For this exercise, print all of the data exactly as given.

Web page and app entries:
━━━━━━━━

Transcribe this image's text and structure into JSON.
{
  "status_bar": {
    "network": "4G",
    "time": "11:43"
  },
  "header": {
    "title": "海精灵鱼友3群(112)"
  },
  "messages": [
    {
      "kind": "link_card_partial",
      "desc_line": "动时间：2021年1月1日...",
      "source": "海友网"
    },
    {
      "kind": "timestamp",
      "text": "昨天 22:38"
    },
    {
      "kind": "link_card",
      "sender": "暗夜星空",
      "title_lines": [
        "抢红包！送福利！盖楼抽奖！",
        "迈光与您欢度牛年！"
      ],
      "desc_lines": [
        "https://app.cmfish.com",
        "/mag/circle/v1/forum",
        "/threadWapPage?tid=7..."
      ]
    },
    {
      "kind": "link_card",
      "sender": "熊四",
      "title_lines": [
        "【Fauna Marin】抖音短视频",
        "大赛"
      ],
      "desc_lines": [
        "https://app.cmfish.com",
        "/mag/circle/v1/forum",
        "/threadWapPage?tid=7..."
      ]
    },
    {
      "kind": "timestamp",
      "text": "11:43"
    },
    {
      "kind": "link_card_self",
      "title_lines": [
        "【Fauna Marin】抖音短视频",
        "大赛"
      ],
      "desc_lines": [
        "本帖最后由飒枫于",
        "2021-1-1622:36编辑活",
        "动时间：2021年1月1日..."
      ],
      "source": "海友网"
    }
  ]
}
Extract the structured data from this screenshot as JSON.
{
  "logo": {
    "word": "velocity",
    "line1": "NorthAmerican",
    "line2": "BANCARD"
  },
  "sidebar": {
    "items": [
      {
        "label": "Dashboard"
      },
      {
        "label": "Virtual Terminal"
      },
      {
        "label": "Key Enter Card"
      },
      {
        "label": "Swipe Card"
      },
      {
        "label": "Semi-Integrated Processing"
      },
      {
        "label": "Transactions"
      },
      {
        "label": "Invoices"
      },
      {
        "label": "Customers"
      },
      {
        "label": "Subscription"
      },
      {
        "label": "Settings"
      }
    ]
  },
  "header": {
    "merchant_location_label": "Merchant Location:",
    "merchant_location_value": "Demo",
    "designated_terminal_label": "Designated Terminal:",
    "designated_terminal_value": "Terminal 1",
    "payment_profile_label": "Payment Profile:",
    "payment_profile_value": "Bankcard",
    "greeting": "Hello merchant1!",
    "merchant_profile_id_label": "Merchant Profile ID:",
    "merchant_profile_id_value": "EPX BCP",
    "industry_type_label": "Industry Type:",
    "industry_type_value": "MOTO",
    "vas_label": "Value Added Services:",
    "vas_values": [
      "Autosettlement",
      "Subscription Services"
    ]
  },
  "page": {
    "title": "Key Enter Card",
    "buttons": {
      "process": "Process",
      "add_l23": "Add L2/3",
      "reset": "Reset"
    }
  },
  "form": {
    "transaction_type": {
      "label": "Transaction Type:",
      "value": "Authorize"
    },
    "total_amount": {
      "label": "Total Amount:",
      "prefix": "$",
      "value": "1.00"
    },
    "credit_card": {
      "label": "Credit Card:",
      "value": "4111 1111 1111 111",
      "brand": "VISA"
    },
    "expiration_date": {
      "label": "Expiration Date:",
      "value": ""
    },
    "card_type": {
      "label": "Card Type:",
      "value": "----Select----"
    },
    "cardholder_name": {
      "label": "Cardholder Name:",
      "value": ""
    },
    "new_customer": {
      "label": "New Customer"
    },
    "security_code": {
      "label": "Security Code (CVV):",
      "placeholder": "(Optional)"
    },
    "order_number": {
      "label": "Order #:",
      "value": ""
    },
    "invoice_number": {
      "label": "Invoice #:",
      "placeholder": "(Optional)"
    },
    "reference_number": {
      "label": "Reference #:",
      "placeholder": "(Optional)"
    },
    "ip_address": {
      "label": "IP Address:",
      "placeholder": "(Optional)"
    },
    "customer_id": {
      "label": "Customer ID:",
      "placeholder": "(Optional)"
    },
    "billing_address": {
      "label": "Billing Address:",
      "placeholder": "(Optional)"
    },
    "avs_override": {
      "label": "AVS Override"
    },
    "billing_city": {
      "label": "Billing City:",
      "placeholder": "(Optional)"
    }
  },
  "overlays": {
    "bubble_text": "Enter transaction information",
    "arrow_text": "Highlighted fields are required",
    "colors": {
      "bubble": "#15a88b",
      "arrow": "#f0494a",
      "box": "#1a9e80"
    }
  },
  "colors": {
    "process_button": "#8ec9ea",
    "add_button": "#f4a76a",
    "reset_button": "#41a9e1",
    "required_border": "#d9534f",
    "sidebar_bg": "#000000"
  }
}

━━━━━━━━

_Exercise answer_.
Transcribe this image's text and structure into JSON.
{
  "status_bar": {
    "network": "4G",
    "time": "11:43"
  },
  "header": {
    "title": "海精灵鱼友3群(112)"
  },
  "messages": [
    {
      "kind": "link_card_partial",
      "desc_line": "动时间：2021年1月1日...",
      "source": "海友网"
    },
    {
      "kind": "timestamp",
      "text": "昨天 22:38"
    },
    {
      "kind": "link_card",
      "sender": "暗夜星空",
      "title_lines": [
        "抢红包！送福利！盖楼抽奖！",
        "迈光与您欢度牛年！"
      ],
      "desc_lines": [
        "https://app.cmfish.com",
        "/mag/circle/v1/forum",
        "/threadWapPage?tid=7..."
      ]
    },
    {
      "kind": "link_card",
      "sender": "熊四",
      "title_lines": [
        "【Fauna Marin】抖音短视频",
        "大赛"
      ],
      "desc_lines": [
        "https://app.cmfish.com",
        "/mag/circle/v1/forum",
        "/threadWapPage?tid=7..."
      ]
    },
    {
      "kind": "timestamp",
      "text": "11:43"
    },
    {
      "kind": "link_card_self",
      "title_lines": [
        "【Fauna Marin】抖音短视频",
        "大赛"
      ],
      "desc_lines": [
        "本帖最后由飒枫于",
        "2021-1-1622:36编辑活",
        "动时间：2021年1月1日..."
      ],
      "source": "海友网"
    }
  ]
}
Extract the structured data from this screenshot as JSON.
{
  "logo": {
    "word": "velocity",
    "line1": "NorthAmerican",
    "line2": "BANCARD"
  },
  "sidebar": {
    "items": [
      {
        "label": "Dashboard"
      },
      {
        "label": "Virtual Terminal"
      },
      {
        "label": "Key Enter Card"
      },
      {
        "label": "Swipe Card"
      },
      {
        "label": "Semi-Integrated Processing"
      },
      {
        "label": "Transactions"
      },
      {
        "label": "Invoices"
      },
      {
        "label": "Customers"
      },
      {
        "label": "Subscription"
      },
      {
        "label": "Settings"
      }
    ]
  },
  "header": {
    "merchant_location_label": "Merchant Location:",
    "merchant_location_value": "Demo",
    "designated_terminal_label": "Designated Terminal:",
    "designated_terminal_value": "Terminal 1",
    "payment_profile_label": "Payment Profile:",
    "payment_profile_value": "Bankcard",
    "greeting": "Hello merchant1!",
    "merchant_profile_id_label": "Merchant Profile ID:",
    "merchant_profile_id_value": "EPX BCP",
    "industry_type_label": "Industry Type:",
    "industry_type_value": "MOTO",
    "vas_label": "Value Added Services:",
    "vas_values": [
      "Autosettlement",
      "Subscription Services"
    ]
  },
  "page": {
    "title": "Key Enter Card",
    "buttons": {
      "process": "Process",
      "add_l23": "Add L2/3",
      "reset": "Reset"
    }
  },
  "form": {
    "transaction_type": {
      "label": "Transaction Type:",
      "value": "Authorize"
    },
    "total_amount": {
      "label": "Total Amount:",
      "prefix": "$",
      "value": "1.00"
    },
    "credit_card": {
      "label": "Credit Card:",
      "value": "4111 1111 1111 111",
      "brand": "VISA"
    },
    "expiration_date": {
      "label": "Expiration Date:",
      "value": ""
    },
    "card_type": {
      "label": "Card Type:",
      "value": "----Select----"
    },
    "cardholder_name": {
      "label": "Cardholder Name:",
      "value": ""
    },
    "new_customer": {
      "label": "New Customer"
    },
    "security_code": {
      "label": "Security Code (CVV):",
      "placeholder": "(Optional)"
    },
    "order_number": {
      "label": "Order #:",
      "value": ""
    },
    "invoice_number": {
      "label": "Invoice #:",
      "placeholder": "(Optional)"
    },
    "reference_number": {
      "label": "Reference #:",
      "placeholder": "(Optional)"
    },
    "ip_address": {
      "label": "IP Address:",
      "placeholder": "(Optional)"
    },
    "customer_id": {
      "label": "Customer ID:",
      "placeholder": "(Optional)"
    },
    "billing_address": {
      "label": "Billing Address:",
      "placeholder": "(Optional)"
    },
    "avs_override": {
      "label": "AVS Override"
    },
    "billing_city": {
      "label": "Billing City:",
      "placeholder": "(Optional)"
    }
  },
  "overlays": {
    "bubble_text": "Enter transaction information",
    "arrow_text": "Highlighted fields are required",
    "colors": {
      "bubble": "#15a88b",
      "arrow": "#f0494a",
      "box": "#1a9e80"
    }
  },
  "colors": {
    "process_button": "#8ec9ea",
    "add_button": "#f4a76a",
    "reset_button": "#41a9e1",
    "required_border": "#d9534f",
    "sidebar_bg": "#000000"
  }
}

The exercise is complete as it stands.